▶ [Data under study]:
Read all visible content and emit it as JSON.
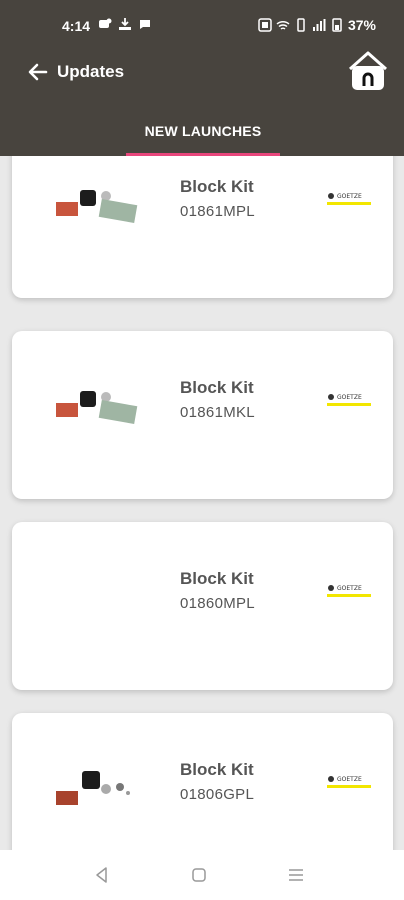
{
  "status_bar": {
    "time": "4:14",
    "battery": "37%"
  },
  "app_bar": {
    "title": "Updates",
    "back_icon": "arrow-left-icon",
    "home_icon": "home-icon"
  },
  "tab": {
    "label": "NEW LAUNCHES",
    "indicator_color": "#e8467c"
  },
  "products": [
    {
      "name": "Block Kit",
      "code": "01861MPL",
      "brand": "GOETZE",
      "has_image": true
    },
    {
      "name": "Block Kit",
      "code": "01861MKL",
      "brand": "GOETZE",
      "has_image": true
    },
    {
      "name": "Block Kit",
      "code": "01860MPL",
      "brand": "GOETZE",
      "has_image": false
    },
    {
      "name": "Block Kit",
      "code": "01806GPL",
      "brand": "GOETZE",
      "has_image": true
    }
  ],
  "colors": {
    "header_bg": "#48443e",
    "page_bg": "#e9e9e9",
    "brand_yellow": "#f2e600"
  }
}
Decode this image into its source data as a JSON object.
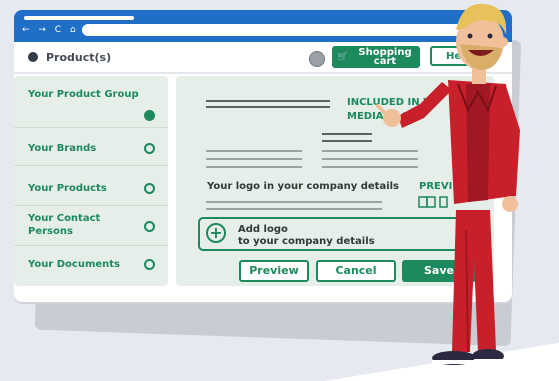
{
  "browser": {
    "nav_icons": "← → C ⌂"
  },
  "header": {
    "title": "Product(s)",
    "cart_label": "Shopping cart",
    "help_label": "He"
  },
  "sidebar": {
    "items": [
      {
        "label": "Your Product Group",
        "state": "active"
      },
      {
        "label": "Your Brands",
        "state": "open"
      },
      {
        "label": "Your Products",
        "state": "open"
      },
      {
        "label": "Your Contact Persons",
        "state": "open"
      },
      {
        "label": "Your Documents",
        "state": "open"
      }
    ]
  },
  "main": {
    "included_text": "INCLUDED IN Y… MEDIA PACK…",
    "included_line1": "INCLUDED IN Y",
    "included_line2": "MEDIA PACK",
    "logo_text": "Your logo in your company details",
    "preview_label": "PREVI",
    "add_logo_line1": "Add logo",
    "add_logo_line2": "to your company details"
  },
  "actions": {
    "preview": "Preview",
    "cancel": "Cancel",
    "save": "Save"
  },
  "colors": {
    "brand_green": "#1c8a5c",
    "browser_blue": "#1f6fc6",
    "panel_bg": "#e6eee9",
    "shirt_red": "#c8202a"
  },
  "icons": {
    "product": "circle-icon",
    "cart": "cart-icon",
    "add": "plus-icon",
    "book": "book-icon"
  }
}
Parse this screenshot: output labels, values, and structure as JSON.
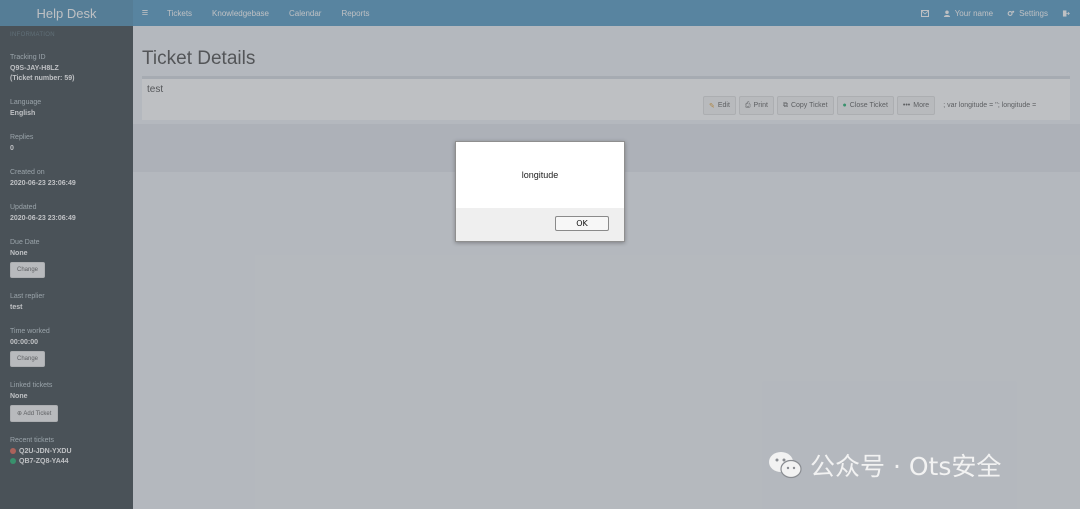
{
  "header": {
    "brand": "Help Desk",
    "menu_icon": "menu-icon",
    "nav": [
      "Tickets",
      "Knowledgebase",
      "Calendar",
      "Reports"
    ],
    "user_name": "Your name",
    "settings": "Settings"
  },
  "sidebar": {
    "section_title": "INFORMATION",
    "tracking_label": "Tracking ID",
    "tracking_id": "Q9S-JAY-H8LZ",
    "ticket_number": "(Ticket number: 59)",
    "language_label": "Language",
    "language": "English",
    "replies_label": "Replies",
    "replies": "0",
    "created_label": "Created on",
    "created": "2020-06-23 23:06:49",
    "updated_label": "Updated",
    "updated": "2020-06-23 23:06:49",
    "due_label": "Due Date",
    "due": "None",
    "change_label": "Change",
    "last_replier_label": "Last replier",
    "last_replier": "test",
    "time_worked_label": "Time worked",
    "time_worked": "00:00:00",
    "linked_label": "Linked tickets",
    "linked": "None",
    "add_ticket": "Add Ticket",
    "recent_label": "Recent tickets",
    "recent": [
      {
        "id": "Q2U-JDN-YXDU",
        "color": "#dd4b39"
      },
      {
        "id": "QB7-ZQ8-YA44",
        "color": "#00a65a"
      }
    ]
  },
  "main": {
    "title": "Ticket Details",
    "ticket_text": "test",
    "actions": [
      "Edit",
      "Print",
      "Copy Ticket",
      "Close Ticket",
      "More"
    ],
    "script_text": "; var longitude = ''; longitude ="
  },
  "dialog": {
    "message": "longitude",
    "ok": "OK"
  },
  "watermark": {
    "text": "公众号 · Ots安全"
  },
  "colors": {
    "header": "#3c8dbc",
    "brand": "#367fa9",
    "sidebar": "#222d32"
  }
}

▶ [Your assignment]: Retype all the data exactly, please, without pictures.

▶ [Response area]:
Read all visible content and emit it as JSON.
{
  "status_bar": {
    "time": "4:14",
    "battery": "37%"
  },
  "app_bar": {
    "title": "Updates",
    "back_icon": "arrow-left-icon",
    "home_icon": "home-icon"
  },
  "tab": {
    "label": "NEW LAUNCHES",
    "indicator_color": "#e8467c"
  },
  "products": [
    {
      "name": "Block Kit",
      "code": "01861MPL",
      "brand": "GOETZE",
      "has_image": true
    },
    {
      "name": "Block Kit",
      "code": "01861MKL",
      "brand": "GOETZE",
      "has_image": true
    },
    {
      "name": "Block Kit",
      "code": "01860MPL",
      "brand": "GOETZE",
      "has_image": false
    },
    {
      "name": "Block Kit",
      "code": "01806GPL",
      "brand": "GOETZE",
      "has_image": true
    }
  ],
  "colors": {
    "header_bg": "#48443e",
    "page_bg": "#e9e9e9",
    "brand_yellow": "#f2e600"
  }
}
Decode this image into its source data as a JSON object.
{
  "browser": {
    "nav_icons": "← → C ⌂"
  },
  "header": {
    "title": "Product(s)",
    "cart_label": "Shopping cart",
    "help_label": "He"
  },
  "sidebar": {
    "items": [
      {
        "label": "Your Product Group",
        "state": "active"
      },
      {
        "label": "Your Brands",
        "state": "open"
      },
      {
        "label": "Your Products",
        "state": "open"
      },
      {
        "label": "Your Contact Persons",
        "state": "open"
      },
      {
        "label": "Your Documents",
        "state": "open"
      }
    ]
  },
  "main": {
    "included_text": "INCLUDED IN Y… MEDIA PACK…",
    "included_line1": "INCLUDED IN Y",
    "included_line2": "MEDIA PACK",
    "logo_text": "Your logo in your company details",
    "preview_label": "PREVI",
    "add_logo_line1": "Add logo",
    "add_logo_line2": "to your company details"
  },
  "actions": {
    "preview": "Preview",
    "cancel": "Cancel",
    "save": "Save"
  },
  "colors": {
    "brand_green": "#1c8a5c",
    "browser_blue": "#1f6fc6",
    "panel_bg": "#e6eee9",
    "shirt_red": "#c8202a"
  },
  "icons": {
    "product": "circle-icon",
    "cart": "cart-icon",
    "add": "plus-icon",
    "book": "book-icon"
  }
}
Parse this screenshot: output labels, values, and structure as JSON.
{
  "header": {
    "brand": "Help Desk",
    "menu_icon": "menu-icon",
    "nav": [
      "Tickets",
      "Knowledgebase",
      "Calendar",
      "Reports"
    ],
    "user_name": "Your name",
    "settings": "Settings"
  },
  "sidebar": {
    "section_title": "INFORMATION",
    "tracking_label": "Tracking ID",
    "tracking_id": "Q9S-JAY-H8LZ",
    "ticket_number": "(Ticket number: 59)",
    "language_label": "Language",
    "language": "English",
    "replies_label": "Replies",
    "replies": "0",
    "created_label": "Created on",
    "created": "2020-06-23 23:06:49",
    "updated_label": "Updated",
    "updated": "2020-06-23 23:06:49",
    "due_label": "Due Date",
    "due": "None",
    "change_label": "Change",
    "last_replier_label": "Last replier",
    "last_replier": "test",
    "time_worked_label": "Time worked",
    "time_worked": "00:00:00",
    "linked_label": "Linked tickets",
    "linked": "None",
    "add_ticket": "Add Ticket",
    "recent_label": "Recent tickets",
    "recent": [
      {
        "id": "Q2U-JDN-YXDU",
        "color": "#dd4b39"
      },
      {
        "id": "QB7-ZQ8-YA44",
        "color": "#00a65a"
      }
    ]
  },
  "main": {
    "title": "Ticket Details",
    "ticket_text": "test",
    "actions": [
      "Edit",
      "Print",
      "Copy Ticket",
      "Close Ticket",
      "More"
    ],
    "script_text": "; var longitude = ''; longitude ="
  },
  "dialog": {
    "message": "longitude",
    "ok": "OK"
  },
  "watermark": {
    "text": "公众号 · Ots安全"
  },
  "colors": {
    "header": "#3c8dbc",
    "brand": "#367fa9",
    "sidebar": "#222d32"
  }
}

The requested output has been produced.